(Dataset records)

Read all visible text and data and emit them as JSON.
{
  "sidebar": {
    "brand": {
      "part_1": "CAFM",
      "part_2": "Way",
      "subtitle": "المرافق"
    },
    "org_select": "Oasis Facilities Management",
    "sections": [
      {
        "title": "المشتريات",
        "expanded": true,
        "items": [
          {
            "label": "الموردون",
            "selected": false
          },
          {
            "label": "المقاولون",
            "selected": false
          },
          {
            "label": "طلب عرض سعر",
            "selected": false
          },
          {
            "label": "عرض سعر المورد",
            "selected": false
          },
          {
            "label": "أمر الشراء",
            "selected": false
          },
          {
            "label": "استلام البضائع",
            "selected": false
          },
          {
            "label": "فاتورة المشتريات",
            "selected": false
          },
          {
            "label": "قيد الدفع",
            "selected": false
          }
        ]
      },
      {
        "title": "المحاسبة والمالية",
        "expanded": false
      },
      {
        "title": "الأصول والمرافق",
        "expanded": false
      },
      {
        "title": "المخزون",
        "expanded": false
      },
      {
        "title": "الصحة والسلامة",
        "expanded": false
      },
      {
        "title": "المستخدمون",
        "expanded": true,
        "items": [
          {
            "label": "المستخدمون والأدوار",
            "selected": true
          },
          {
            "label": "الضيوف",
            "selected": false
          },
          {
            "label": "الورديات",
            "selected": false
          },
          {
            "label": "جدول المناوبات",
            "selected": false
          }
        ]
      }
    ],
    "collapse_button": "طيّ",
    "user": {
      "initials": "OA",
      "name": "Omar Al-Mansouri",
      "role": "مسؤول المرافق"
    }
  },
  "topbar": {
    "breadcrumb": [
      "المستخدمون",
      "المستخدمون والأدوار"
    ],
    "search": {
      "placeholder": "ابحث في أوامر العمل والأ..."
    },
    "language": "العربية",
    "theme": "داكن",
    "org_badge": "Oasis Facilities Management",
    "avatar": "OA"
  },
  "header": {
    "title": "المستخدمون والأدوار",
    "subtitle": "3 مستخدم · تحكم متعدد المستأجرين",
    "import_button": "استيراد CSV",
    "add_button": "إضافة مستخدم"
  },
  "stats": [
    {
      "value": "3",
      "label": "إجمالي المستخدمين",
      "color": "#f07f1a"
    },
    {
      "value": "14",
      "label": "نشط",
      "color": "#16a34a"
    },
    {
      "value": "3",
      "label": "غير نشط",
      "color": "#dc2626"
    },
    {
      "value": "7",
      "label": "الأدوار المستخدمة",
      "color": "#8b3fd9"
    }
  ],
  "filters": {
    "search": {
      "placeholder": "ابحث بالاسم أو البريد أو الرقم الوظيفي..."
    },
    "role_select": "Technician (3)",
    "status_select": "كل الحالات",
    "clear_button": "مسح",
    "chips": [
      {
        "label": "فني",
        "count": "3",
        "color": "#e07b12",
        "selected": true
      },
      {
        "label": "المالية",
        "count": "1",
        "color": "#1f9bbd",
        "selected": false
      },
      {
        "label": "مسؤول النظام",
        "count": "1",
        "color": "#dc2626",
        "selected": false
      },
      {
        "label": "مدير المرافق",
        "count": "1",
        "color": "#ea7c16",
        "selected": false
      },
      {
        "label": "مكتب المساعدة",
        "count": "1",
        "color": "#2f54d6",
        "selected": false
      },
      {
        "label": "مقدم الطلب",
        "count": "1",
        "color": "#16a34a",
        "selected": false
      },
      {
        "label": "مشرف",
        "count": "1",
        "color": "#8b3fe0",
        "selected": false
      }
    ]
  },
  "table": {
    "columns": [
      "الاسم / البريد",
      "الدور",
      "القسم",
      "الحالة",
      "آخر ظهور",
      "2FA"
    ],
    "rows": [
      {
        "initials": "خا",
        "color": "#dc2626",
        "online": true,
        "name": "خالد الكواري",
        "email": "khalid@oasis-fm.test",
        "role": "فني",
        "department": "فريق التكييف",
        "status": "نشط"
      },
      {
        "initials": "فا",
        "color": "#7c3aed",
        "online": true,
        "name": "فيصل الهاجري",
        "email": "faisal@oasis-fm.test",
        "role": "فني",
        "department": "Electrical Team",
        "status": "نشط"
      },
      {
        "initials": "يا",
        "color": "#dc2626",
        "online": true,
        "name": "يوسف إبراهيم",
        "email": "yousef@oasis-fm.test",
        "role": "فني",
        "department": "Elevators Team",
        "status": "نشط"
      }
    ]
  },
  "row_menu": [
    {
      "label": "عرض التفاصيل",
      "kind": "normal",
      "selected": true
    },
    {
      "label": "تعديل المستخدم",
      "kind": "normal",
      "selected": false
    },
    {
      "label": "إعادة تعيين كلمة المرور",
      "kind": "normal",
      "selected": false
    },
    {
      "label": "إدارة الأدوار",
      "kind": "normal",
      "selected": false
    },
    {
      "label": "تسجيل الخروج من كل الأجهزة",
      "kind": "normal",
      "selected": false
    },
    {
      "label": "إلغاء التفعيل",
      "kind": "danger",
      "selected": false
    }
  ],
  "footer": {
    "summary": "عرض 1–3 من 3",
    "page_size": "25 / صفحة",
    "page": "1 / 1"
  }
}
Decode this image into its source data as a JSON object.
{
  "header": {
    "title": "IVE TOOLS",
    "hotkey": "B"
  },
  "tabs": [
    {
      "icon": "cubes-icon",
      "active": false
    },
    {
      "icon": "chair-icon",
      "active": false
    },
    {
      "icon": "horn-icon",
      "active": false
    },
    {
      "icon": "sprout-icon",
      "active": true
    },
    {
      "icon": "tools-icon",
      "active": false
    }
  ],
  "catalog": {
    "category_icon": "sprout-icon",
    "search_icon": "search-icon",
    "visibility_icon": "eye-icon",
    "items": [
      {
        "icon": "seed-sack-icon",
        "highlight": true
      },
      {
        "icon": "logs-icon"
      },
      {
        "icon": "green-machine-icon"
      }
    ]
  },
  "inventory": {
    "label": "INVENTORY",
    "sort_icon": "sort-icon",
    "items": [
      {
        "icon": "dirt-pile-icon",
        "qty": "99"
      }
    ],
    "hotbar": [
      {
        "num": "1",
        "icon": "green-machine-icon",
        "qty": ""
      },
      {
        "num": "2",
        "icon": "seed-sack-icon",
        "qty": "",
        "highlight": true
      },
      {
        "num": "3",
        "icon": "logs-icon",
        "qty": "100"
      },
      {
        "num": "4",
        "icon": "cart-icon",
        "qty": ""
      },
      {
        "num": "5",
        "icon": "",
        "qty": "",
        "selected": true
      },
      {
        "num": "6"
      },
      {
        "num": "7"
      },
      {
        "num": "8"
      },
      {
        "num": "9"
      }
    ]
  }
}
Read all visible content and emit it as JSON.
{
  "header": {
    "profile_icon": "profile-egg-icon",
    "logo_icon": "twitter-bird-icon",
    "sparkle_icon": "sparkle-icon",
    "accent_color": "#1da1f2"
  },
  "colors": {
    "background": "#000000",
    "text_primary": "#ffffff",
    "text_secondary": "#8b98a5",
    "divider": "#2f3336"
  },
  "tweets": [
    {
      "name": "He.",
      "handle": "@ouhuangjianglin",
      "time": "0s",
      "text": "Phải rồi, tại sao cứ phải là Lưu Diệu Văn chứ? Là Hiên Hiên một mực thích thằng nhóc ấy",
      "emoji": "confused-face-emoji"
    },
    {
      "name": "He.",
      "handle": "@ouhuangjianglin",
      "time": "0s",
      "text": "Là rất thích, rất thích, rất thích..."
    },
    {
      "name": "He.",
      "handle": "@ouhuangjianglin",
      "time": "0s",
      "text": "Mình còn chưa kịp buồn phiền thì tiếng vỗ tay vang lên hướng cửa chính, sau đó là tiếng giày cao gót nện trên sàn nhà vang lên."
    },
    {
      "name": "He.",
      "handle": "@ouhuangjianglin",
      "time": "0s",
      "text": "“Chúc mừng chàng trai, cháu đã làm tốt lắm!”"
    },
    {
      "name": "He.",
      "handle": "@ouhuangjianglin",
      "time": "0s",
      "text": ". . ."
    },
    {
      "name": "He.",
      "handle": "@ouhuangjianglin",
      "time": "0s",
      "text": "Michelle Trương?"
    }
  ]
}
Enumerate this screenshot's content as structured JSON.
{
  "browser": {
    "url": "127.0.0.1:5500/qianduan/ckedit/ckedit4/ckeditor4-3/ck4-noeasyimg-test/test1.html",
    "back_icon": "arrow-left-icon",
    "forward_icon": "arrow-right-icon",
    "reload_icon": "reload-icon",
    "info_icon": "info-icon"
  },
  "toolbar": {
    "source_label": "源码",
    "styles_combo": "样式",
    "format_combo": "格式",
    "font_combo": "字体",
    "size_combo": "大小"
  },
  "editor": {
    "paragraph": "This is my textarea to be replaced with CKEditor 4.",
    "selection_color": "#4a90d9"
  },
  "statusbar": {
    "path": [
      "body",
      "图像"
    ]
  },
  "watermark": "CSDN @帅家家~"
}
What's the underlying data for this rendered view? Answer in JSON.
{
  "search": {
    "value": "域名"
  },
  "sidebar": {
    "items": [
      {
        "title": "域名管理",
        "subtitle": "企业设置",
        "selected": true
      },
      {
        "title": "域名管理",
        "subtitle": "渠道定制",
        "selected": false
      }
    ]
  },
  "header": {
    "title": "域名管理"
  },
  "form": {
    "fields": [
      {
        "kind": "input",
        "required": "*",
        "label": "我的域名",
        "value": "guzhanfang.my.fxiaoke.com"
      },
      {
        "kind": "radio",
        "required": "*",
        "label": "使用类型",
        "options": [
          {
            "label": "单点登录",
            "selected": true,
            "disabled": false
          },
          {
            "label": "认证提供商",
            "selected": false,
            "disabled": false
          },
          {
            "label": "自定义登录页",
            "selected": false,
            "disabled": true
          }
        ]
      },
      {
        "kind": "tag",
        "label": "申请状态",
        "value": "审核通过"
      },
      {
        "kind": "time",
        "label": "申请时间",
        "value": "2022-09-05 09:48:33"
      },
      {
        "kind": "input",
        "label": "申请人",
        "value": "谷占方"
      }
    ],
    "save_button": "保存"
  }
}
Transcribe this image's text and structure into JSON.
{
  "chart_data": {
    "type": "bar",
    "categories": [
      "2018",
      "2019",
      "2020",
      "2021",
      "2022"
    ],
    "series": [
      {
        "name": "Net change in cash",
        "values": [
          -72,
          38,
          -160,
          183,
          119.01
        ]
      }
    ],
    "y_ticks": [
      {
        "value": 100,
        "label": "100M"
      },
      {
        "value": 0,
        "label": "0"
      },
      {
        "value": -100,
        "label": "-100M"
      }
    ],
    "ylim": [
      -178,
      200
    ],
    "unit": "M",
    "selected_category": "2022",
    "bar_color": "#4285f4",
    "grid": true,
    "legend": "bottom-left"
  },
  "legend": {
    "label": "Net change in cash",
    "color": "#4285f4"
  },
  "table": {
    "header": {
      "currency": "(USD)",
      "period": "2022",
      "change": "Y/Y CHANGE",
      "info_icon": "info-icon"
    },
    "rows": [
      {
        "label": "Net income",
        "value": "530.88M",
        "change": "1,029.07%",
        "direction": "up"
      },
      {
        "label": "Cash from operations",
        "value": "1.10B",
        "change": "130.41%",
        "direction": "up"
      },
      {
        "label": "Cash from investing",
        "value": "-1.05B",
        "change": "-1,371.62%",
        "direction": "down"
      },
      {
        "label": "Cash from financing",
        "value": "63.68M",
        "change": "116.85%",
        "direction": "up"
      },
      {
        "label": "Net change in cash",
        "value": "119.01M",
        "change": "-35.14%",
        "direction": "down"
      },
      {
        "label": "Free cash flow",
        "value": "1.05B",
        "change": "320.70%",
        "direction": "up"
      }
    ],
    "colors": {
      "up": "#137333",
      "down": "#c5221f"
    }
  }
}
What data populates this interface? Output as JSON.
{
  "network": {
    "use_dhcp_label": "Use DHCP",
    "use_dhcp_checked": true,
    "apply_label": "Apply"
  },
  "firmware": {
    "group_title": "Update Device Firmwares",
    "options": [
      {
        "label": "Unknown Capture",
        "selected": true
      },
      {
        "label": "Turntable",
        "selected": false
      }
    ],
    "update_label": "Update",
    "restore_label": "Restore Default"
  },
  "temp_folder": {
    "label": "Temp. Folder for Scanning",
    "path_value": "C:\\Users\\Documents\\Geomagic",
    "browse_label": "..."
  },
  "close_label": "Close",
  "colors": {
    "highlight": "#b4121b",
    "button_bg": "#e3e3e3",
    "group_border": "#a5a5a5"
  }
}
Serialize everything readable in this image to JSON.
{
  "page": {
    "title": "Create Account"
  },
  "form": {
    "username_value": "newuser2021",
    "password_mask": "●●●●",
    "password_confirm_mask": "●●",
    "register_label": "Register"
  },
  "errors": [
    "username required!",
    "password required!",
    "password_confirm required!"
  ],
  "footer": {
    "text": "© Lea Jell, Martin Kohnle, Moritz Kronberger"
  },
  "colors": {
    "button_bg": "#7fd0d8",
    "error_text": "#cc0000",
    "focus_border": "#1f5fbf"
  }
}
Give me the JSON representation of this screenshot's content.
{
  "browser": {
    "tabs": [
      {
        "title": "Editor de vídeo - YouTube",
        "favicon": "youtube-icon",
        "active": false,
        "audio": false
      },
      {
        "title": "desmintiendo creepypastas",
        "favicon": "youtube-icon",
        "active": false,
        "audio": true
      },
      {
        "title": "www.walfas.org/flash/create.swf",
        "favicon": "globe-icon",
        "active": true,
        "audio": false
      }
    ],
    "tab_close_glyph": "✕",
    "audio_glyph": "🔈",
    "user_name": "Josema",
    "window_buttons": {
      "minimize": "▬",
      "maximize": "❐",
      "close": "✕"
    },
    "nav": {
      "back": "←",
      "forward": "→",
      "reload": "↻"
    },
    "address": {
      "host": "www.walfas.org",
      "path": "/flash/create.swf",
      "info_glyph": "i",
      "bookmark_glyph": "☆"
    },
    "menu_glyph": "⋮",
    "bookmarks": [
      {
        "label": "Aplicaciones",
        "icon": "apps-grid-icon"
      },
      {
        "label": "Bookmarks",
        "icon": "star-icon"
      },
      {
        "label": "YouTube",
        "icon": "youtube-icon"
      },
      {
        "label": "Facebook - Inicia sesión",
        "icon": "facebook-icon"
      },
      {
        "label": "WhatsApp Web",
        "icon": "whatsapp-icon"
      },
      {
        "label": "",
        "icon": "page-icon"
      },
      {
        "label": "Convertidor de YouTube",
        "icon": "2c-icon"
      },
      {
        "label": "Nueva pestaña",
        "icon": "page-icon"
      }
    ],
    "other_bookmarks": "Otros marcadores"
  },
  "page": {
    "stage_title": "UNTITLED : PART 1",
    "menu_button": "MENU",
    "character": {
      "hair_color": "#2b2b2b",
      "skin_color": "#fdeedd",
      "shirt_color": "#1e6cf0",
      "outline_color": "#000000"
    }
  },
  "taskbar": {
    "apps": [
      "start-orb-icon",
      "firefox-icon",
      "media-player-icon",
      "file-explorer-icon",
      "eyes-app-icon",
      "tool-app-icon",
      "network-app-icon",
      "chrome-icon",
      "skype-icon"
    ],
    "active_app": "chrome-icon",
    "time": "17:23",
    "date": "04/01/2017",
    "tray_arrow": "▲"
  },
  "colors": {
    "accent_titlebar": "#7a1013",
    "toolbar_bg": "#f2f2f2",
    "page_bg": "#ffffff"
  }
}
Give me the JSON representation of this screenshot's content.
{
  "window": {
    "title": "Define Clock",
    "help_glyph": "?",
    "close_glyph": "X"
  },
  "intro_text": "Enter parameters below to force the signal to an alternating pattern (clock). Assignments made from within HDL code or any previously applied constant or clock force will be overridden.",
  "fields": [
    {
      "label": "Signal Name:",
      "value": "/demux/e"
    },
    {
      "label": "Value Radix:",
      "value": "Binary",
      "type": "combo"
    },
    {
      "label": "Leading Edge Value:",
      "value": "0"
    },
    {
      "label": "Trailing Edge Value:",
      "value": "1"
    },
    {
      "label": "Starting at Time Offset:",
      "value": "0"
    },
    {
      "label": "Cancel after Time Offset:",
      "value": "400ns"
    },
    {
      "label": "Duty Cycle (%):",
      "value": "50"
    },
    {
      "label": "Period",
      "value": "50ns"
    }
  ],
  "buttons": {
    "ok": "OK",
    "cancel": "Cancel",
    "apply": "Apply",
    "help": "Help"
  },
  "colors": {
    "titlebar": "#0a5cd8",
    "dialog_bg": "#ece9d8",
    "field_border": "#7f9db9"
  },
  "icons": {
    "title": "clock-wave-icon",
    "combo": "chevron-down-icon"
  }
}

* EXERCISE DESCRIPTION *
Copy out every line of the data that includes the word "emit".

* EXERCISE RESPONSE *
Read all visible text and data and emit them as JSON.
Read all visible content and emit it as JSON.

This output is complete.